[Start of section]

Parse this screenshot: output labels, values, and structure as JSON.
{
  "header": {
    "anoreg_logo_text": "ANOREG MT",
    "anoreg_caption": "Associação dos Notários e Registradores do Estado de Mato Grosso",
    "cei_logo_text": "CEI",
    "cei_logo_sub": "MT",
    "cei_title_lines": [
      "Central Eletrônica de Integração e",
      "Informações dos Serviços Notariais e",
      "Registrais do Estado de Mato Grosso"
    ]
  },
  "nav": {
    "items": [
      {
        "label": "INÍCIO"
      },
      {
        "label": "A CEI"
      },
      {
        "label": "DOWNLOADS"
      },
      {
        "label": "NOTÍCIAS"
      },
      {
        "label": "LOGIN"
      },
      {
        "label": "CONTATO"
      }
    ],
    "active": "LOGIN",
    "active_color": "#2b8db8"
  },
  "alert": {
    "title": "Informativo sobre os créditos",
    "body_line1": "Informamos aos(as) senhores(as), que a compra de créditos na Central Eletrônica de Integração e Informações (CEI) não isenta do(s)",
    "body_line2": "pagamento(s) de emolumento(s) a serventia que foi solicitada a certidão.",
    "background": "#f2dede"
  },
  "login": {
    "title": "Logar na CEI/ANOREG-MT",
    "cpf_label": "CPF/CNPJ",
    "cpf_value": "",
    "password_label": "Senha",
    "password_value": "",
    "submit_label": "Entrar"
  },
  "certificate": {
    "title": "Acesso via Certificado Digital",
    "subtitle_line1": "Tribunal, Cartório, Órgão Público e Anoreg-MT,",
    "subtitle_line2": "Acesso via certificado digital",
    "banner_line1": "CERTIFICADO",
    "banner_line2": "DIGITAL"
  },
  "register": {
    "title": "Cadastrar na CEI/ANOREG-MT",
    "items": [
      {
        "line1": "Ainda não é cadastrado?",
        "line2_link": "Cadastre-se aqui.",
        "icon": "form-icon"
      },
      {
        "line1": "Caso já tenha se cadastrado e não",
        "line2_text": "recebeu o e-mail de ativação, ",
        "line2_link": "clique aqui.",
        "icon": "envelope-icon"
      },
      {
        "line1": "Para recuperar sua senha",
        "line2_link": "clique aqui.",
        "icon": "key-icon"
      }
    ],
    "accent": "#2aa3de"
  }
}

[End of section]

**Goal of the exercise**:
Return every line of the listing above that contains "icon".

**Written reply**:
        "icon": "form-icon"
        "icon": "envelope-icon"
        "icon": "key-icon"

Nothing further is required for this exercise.